THE INPUT:
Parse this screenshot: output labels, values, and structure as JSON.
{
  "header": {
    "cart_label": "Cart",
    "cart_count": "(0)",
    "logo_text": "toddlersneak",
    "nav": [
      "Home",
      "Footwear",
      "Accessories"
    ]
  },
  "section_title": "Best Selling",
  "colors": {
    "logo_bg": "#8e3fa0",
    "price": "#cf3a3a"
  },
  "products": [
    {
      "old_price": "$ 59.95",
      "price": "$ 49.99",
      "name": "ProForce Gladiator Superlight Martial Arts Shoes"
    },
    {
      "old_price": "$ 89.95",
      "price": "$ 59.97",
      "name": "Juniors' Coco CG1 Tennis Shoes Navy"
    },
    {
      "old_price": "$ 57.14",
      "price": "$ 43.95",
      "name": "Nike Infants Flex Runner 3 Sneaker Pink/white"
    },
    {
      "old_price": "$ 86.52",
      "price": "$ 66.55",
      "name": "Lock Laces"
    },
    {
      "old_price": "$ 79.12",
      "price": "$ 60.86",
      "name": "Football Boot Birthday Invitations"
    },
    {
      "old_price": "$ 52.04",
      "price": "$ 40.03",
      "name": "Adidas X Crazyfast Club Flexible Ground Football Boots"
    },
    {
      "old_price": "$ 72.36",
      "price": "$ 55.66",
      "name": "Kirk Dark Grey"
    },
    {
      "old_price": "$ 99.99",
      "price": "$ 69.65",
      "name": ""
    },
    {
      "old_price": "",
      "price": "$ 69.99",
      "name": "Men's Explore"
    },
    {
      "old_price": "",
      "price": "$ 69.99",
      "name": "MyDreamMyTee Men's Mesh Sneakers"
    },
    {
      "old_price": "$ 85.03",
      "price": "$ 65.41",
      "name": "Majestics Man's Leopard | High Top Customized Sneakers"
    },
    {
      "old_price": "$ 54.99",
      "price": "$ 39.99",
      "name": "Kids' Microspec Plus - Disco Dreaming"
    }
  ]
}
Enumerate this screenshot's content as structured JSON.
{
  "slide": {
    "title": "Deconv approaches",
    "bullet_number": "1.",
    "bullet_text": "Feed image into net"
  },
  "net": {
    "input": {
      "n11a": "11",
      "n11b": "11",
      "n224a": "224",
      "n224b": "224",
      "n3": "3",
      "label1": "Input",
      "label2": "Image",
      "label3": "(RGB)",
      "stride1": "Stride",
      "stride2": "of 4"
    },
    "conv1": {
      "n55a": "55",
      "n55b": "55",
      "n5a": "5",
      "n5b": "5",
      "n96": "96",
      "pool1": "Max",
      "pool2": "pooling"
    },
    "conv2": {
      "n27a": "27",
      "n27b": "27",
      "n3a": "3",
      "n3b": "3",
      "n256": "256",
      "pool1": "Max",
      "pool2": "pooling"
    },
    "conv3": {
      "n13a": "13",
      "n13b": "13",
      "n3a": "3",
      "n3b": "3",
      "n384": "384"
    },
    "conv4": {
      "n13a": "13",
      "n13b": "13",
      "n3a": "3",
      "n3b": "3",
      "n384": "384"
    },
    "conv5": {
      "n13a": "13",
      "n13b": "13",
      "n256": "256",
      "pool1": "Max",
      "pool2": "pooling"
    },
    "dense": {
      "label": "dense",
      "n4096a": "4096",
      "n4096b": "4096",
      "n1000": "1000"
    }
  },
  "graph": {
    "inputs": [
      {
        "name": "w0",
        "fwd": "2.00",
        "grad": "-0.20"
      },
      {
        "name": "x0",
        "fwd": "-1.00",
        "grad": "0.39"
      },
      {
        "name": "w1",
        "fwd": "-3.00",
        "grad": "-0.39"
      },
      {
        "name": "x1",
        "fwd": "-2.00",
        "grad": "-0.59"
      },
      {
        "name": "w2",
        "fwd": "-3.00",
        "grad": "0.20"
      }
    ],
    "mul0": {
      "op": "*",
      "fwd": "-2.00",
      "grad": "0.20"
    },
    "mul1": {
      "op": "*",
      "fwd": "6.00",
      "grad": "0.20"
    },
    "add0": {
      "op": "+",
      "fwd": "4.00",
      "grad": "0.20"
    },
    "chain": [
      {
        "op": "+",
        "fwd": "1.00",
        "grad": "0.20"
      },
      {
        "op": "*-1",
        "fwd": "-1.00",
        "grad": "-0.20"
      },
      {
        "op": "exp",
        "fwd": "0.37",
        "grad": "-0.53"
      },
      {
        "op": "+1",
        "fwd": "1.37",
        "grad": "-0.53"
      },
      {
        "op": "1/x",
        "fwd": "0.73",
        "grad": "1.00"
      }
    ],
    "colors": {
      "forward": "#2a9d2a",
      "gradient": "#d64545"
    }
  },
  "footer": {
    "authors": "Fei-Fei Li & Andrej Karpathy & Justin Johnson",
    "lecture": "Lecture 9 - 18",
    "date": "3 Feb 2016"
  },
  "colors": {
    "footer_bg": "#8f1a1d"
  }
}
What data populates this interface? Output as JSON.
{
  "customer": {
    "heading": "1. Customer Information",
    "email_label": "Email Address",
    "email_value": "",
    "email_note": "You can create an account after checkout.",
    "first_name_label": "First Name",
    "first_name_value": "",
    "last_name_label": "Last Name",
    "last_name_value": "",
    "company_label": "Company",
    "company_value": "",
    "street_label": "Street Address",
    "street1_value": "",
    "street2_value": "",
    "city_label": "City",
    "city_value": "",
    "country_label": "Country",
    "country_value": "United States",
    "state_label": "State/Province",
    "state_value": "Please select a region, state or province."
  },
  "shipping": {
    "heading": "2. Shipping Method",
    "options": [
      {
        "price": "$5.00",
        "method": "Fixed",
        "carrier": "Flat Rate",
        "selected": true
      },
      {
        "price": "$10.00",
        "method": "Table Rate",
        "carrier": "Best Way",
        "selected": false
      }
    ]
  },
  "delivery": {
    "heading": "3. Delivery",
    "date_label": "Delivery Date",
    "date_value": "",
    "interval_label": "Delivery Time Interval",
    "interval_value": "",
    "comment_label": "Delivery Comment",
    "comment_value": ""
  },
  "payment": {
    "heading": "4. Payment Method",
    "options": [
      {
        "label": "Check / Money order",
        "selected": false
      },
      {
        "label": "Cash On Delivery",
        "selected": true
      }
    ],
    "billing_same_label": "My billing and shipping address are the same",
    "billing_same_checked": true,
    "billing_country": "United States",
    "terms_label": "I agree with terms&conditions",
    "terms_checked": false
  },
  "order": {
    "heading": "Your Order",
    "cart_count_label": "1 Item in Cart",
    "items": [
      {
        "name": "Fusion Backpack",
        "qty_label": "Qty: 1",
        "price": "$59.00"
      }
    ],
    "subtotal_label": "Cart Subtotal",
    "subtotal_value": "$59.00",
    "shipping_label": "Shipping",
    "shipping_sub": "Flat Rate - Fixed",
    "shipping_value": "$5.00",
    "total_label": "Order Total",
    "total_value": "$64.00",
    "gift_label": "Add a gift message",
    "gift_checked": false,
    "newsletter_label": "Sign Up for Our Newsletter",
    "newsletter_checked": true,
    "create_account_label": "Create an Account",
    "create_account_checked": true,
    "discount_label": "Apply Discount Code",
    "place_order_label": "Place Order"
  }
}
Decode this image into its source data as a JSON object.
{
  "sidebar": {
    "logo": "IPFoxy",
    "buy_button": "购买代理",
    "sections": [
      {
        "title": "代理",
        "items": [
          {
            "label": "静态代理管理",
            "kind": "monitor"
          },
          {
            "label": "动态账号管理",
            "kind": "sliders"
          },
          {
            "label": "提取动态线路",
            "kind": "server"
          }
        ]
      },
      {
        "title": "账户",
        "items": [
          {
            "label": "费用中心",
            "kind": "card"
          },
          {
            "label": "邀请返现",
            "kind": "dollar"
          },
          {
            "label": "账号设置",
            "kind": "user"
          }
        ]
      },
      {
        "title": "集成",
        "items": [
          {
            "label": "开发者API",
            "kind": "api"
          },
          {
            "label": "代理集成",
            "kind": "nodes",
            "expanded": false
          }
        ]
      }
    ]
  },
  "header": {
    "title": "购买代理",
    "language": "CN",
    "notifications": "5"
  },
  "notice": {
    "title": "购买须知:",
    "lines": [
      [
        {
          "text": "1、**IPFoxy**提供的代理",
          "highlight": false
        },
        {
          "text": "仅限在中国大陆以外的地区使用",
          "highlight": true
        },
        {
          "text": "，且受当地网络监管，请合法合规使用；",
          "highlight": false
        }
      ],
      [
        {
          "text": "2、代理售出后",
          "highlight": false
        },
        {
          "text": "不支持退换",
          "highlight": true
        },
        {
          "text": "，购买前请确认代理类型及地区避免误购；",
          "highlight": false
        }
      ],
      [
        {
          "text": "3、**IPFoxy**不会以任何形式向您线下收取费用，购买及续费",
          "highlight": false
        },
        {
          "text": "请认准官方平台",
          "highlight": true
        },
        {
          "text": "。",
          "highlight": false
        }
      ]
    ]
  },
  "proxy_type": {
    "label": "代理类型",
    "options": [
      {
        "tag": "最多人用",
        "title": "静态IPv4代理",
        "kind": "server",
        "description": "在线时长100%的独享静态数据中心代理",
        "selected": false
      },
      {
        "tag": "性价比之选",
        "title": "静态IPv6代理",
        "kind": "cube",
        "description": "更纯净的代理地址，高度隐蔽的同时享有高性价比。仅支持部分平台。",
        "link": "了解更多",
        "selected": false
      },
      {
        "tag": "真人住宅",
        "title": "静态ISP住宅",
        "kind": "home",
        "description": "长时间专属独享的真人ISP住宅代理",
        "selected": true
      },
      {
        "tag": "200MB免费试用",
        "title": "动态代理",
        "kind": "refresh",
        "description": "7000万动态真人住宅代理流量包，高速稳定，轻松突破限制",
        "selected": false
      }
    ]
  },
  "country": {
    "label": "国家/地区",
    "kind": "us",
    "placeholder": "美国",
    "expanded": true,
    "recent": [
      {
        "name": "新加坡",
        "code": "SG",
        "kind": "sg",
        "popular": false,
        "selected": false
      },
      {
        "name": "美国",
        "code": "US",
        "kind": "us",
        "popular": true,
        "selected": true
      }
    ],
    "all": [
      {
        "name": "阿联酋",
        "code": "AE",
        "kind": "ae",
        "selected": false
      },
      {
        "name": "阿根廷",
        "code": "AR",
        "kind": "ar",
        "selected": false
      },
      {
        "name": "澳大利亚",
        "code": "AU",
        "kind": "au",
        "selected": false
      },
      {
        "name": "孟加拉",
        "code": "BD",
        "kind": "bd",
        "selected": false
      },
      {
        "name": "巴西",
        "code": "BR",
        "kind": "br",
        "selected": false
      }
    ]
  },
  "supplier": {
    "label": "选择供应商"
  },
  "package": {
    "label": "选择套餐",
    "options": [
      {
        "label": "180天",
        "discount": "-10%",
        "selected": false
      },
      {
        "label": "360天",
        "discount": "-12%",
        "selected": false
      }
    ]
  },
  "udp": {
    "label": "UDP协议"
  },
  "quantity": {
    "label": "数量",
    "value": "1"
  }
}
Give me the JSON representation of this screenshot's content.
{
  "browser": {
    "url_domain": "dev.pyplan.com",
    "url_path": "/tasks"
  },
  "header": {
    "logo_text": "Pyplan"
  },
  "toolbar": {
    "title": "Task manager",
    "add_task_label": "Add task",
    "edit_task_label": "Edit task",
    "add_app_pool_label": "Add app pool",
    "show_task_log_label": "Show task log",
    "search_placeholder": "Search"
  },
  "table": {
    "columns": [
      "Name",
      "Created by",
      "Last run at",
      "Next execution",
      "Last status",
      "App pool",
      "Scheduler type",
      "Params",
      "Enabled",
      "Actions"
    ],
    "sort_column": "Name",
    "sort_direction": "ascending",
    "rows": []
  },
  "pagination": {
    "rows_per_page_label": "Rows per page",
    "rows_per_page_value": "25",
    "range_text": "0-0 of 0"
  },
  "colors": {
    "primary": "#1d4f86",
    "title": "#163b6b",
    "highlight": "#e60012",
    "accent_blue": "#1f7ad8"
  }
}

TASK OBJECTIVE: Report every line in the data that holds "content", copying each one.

EXERCISE ANSWER:
Enumerate this screenshot's content as structured JSON.
Give me the JSON representation of this screenshot's content.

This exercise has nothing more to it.